### TASK INSTRUCTIONS
If a line in the records below contains "source", copy that line.

● ● ● ● ● ● ●

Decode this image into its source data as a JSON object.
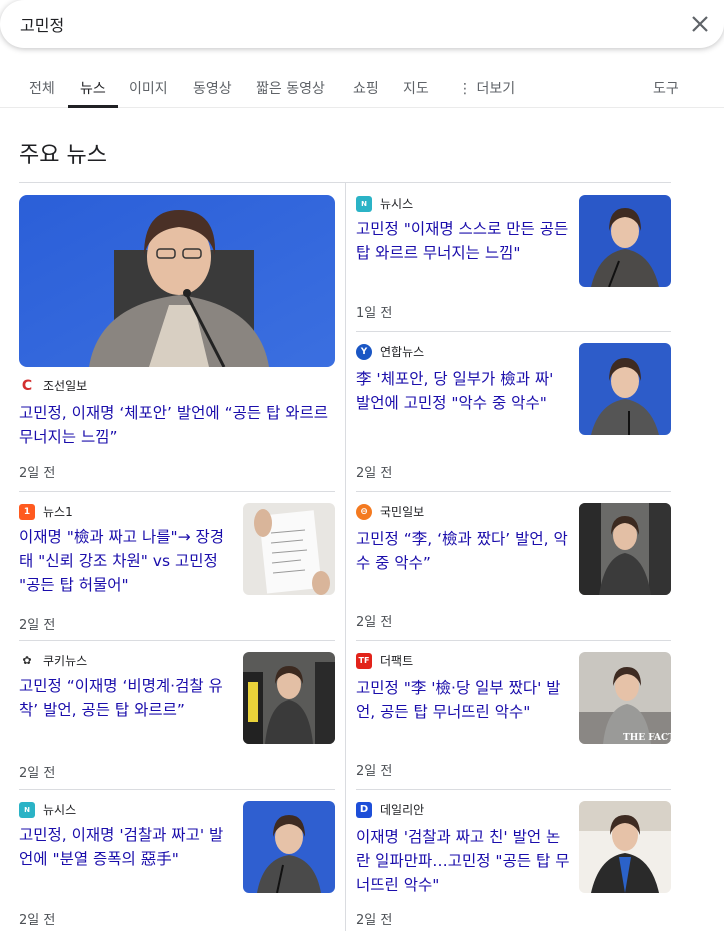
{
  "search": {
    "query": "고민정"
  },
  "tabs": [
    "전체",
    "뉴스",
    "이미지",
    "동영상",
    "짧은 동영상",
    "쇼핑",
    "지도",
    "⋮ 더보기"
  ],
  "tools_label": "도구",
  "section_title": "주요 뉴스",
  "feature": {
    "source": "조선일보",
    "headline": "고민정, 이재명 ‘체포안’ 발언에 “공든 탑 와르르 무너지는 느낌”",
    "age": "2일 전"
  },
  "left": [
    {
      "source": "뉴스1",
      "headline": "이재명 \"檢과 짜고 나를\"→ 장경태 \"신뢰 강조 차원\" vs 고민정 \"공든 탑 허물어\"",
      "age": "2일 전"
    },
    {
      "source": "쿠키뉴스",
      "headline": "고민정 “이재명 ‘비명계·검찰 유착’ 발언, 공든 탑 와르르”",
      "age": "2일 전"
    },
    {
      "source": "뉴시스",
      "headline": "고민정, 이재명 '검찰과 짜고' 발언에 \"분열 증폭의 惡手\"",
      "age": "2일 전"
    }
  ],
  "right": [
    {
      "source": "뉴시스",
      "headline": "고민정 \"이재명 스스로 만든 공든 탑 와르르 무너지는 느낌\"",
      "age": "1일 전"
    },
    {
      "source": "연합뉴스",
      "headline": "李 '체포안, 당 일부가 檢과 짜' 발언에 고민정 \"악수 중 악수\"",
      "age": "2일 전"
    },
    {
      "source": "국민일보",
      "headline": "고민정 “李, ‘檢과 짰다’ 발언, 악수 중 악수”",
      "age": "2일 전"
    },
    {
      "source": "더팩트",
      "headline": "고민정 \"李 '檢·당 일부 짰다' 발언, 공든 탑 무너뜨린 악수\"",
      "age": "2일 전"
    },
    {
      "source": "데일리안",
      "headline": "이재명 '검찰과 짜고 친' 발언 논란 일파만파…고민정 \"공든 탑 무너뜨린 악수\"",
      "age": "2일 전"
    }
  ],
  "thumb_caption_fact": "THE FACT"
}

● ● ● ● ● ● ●

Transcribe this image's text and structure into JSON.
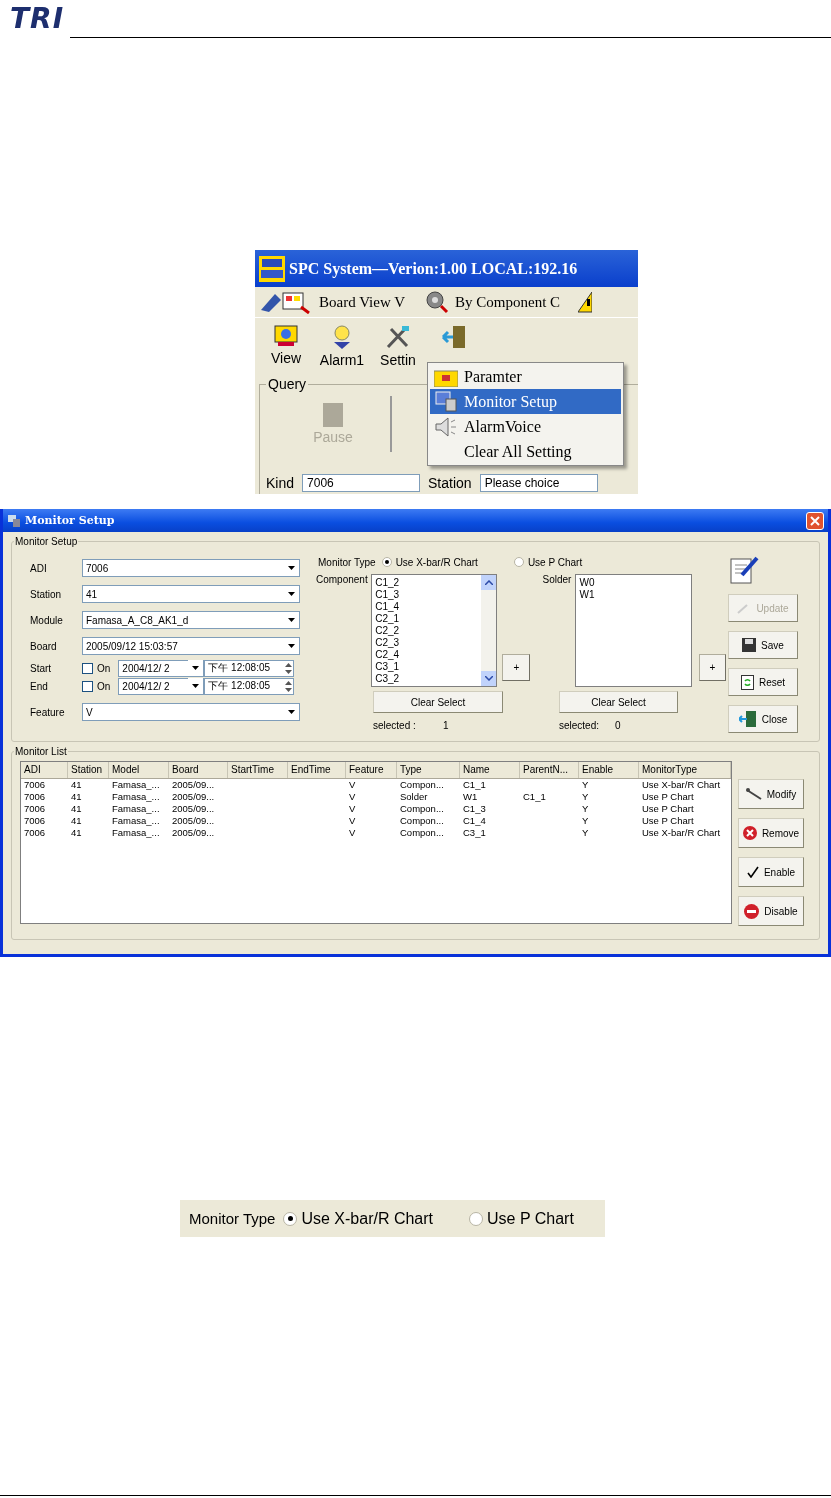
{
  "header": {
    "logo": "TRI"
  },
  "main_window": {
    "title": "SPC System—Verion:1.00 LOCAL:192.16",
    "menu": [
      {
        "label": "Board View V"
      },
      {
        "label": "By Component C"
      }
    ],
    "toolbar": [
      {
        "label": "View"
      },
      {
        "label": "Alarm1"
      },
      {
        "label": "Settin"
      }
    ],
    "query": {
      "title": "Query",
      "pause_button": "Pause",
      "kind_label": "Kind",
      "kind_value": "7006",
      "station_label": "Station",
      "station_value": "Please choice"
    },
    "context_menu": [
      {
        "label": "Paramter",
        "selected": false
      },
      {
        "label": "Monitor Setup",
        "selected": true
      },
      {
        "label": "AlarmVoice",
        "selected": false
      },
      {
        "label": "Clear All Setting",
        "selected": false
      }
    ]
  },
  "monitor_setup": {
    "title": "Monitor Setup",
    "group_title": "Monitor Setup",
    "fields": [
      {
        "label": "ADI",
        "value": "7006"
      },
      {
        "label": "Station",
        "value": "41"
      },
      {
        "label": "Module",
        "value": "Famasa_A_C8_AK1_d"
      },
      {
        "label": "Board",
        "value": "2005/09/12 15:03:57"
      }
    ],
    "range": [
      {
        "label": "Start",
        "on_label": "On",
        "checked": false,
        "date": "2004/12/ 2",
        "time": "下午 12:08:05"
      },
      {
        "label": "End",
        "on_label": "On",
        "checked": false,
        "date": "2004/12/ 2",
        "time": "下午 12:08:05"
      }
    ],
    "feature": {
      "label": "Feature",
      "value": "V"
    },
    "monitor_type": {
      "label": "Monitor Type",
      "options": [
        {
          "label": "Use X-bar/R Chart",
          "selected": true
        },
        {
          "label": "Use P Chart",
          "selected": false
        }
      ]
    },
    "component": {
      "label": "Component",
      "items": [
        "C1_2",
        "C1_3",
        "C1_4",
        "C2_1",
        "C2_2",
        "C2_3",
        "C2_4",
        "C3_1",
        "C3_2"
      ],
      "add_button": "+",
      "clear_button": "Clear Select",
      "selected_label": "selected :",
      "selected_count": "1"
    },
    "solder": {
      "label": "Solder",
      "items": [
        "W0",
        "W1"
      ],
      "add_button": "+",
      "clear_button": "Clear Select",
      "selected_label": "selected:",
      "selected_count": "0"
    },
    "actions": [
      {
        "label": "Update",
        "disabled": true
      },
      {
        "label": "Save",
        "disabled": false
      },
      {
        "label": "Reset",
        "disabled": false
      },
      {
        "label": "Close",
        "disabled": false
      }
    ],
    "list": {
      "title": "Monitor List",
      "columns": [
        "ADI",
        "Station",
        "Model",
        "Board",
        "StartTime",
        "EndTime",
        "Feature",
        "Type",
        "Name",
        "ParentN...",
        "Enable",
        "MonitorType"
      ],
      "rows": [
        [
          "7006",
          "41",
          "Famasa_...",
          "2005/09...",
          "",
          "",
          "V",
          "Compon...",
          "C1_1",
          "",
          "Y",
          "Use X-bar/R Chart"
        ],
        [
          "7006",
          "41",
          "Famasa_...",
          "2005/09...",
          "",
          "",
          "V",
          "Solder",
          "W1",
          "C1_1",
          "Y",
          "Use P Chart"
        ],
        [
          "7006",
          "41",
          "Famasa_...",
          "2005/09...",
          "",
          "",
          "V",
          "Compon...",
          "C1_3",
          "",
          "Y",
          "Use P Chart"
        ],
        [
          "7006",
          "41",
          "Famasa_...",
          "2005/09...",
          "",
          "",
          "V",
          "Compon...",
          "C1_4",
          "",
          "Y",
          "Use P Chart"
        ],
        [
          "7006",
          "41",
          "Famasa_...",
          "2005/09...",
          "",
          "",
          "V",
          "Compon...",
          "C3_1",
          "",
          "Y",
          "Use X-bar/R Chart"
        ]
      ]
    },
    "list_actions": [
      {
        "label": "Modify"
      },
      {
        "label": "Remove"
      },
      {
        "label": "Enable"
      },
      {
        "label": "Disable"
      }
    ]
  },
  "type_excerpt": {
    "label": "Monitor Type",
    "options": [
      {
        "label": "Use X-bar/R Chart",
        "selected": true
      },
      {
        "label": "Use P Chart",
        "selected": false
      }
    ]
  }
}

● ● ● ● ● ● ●

### ANSWER TO THE EXERCISE
Decode this image into its source data as a JSON object.
    "source": "조선일보",
      "source": "뉴스1",
      "source": "쿠키뉴스",
      "source": "뉴시스",
      "source": "뉴시스",
      "source": "연합뉴스",
      "source": "국민일보",
      "source": "더팩트",
      "source": "데일리안",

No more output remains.